* **Work instructions**:
Copy the following listing word for word.

* **Extracted entries**:
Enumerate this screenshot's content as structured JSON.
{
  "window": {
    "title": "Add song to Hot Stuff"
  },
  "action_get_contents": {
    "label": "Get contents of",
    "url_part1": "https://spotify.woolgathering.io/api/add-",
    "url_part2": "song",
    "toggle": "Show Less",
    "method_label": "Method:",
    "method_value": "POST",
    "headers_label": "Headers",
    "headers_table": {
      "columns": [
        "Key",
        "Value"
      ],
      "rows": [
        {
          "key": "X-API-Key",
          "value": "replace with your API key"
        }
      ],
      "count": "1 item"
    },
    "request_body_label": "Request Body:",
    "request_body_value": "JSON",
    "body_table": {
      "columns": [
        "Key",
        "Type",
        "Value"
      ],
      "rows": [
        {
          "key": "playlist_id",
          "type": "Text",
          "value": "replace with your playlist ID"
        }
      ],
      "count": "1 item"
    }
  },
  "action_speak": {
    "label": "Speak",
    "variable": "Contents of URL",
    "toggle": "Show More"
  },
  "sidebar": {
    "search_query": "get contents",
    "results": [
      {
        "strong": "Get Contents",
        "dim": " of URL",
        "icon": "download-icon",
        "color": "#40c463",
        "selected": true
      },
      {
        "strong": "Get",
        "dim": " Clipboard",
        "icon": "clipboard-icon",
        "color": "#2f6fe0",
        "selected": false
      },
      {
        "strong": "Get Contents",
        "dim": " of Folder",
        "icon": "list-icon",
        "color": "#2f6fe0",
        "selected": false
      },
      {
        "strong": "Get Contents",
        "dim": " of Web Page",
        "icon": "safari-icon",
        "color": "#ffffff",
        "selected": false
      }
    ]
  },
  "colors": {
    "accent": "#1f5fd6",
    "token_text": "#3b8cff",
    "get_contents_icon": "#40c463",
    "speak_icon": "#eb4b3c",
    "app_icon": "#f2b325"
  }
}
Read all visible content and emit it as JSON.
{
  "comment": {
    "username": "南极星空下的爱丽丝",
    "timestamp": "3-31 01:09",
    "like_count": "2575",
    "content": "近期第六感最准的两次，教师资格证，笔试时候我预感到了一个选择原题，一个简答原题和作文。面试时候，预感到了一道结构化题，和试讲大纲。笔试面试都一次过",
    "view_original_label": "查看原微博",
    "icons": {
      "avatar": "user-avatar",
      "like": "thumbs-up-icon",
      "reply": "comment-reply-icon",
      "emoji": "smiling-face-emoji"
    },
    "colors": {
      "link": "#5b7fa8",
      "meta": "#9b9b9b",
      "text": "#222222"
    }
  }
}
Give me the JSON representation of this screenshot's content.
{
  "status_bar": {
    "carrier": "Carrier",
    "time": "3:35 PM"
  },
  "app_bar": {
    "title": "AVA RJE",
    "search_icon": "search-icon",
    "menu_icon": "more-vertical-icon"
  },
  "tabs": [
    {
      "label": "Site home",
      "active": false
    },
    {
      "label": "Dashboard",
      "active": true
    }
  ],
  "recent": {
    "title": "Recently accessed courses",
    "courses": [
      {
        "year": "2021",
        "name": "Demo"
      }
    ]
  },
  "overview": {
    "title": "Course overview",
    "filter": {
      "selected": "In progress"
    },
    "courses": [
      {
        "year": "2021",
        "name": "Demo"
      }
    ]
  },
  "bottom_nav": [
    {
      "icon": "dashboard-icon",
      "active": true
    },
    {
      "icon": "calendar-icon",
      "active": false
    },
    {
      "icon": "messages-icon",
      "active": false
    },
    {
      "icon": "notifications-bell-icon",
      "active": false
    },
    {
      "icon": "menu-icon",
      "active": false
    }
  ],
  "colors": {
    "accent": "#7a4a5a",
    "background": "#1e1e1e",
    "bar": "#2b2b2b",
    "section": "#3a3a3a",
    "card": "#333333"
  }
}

* **Output below**:
Enumerate this screenshot's content as structured JSON.
{
  "window": {
    "title": "Add song to Hot Stuff"
  },
  "action_get_contents": {
    "label": "Get contents of",
    "url_part1": "https://spotify.woolgathering.io/api/add-",
    "url_part2": "song",
    "toggle": "Show Less",
    "method_label": "Method:",
    "method_value": "POST",
    "headers_label": "Headers",
    "headers_table": {
      "columns": [
        "Key",
        "Value"
      ],
      "rows": [
        {
          "key": "X-API-Key",
          "value": "replace with your API key"
        }
      ],
      "count": "1 item"
    },
    "request_body_label": "Request Body:",
    "request_body_value": "JSON",
    "body_table": {
      "columns": [
        "Key",
        "Type",
        "Value"
      ],
      "rows": [
        {
          "key": "playlist_id",
          "type": "Text",
          "value": "replace with your playlist ID"
        }
      ],
      "count": "1 item"
    }
  },
  "action_speak": {
    "label": "Speak",
    "variable": "Contents of URL",
    "toggle": "Show More"
  },
  "sidebar": {
    "search_query": "get contents",
    "results": [
      {
        "strong": "Get Contents",
        "dim": " of URL",
        "icon": "download-icon",
        "color": "#40c463",
        "selected": true
      },
      {
        "strong": "Get",
        "dim": " Clipboard",
        "icon": "clipboard-icon",
        "color": "#2f6fe0",
        "selected": false
      },
      {
        "strong": "Get Contents",
        "dim": " of Folder",
        "icon": "list-icon",
        "color": "#2f6fe0",
        "selected": false
      },
      {
        "strong": "Get Contents",
        "dim": " of Web Page",
        "icon": "safari-icon",
        "color": "#ffffff",
        "selected": false
      }
    ]
  },
  "colors": {
    "accent": "#1f5fd6",
    "token_text": "#3b8cff",
    "get_contents_icon": "#40c463",
    "speak_icon": "#eb4b3c",
    "app_icon": "#f2b325"
  }
}
Read all visible content and emit it as JSON.
{
  "comment": {
    "username": "南极星空下的爱丽丝",
    "timestamp": "3-31 01:09",
    "like_count": "2575",
    "content": "近期第六感最准的两次，教师资格证，笔试时候我预感到了一个选择原题，一个简答原题和作文。面试时候，预感到了一道结构化题，和试讲大纲。笔试面试都一次过",
    "view_original_label": "查看原微博",
    "icons": {
      "avatar": "user-avatar",
      "like": "thumbs-up-icon",
      "reply": "comment-reply-icon",
      "emoji": "smiling-face-emoji"
    },
    "colors": {
      "link": "#5b7fa8",
      "meta": "#9b9b9b",
      "text": "#222222"
    }
  }
}
Give me the JSON representation of this screenshot's content.
{
  "status_bar": {
    "carrier": "Carrier",
    "time": "3:35 PM"
  },
  "app_bar": {
    "title": "AVA RJE",
    "search_icon": "search-icon",
    "menu_icon": "more-vertical-icon"
  },
  "tabs": [
    {
      "label": "Site home",
      "active": false
    },
    {
      "label": "Dashboard",
      "active": true
    }
  ],
  "recent": {
    "title": "Recently accessed courses",
    "courses": [
      {
        "year": "2021",
        "name": "Demo"
      }
    ]
  },
  "overview": {
    "title": "Course overview",
    "filter": {
      "selected": "In progress"
    },
    "courses": [
      {
        "year": "2021",
        "name": "Demo"
      }
    ]
  },
  "bottom_nav": [
    {
      "icon": "dashboard-icon",
      "active": true
    },
    {
      "icon": "calendar-icon",
      "active": false
    },
    {
      "icon": "messages-icon",
      "active": false
    },
    {
      "icon": "notifications-bell-icon",
      "active": false
    },
    {
      "icon": "menu-icon",
      "active": false
    }
  ],
  "colors": {
    "accent": "#7a4a5a",
    "background": "#1e1e1e",
    "bar": "#2b2b2b",
    "section": "#3a3a3a",
    "card": "#333333"
  }
}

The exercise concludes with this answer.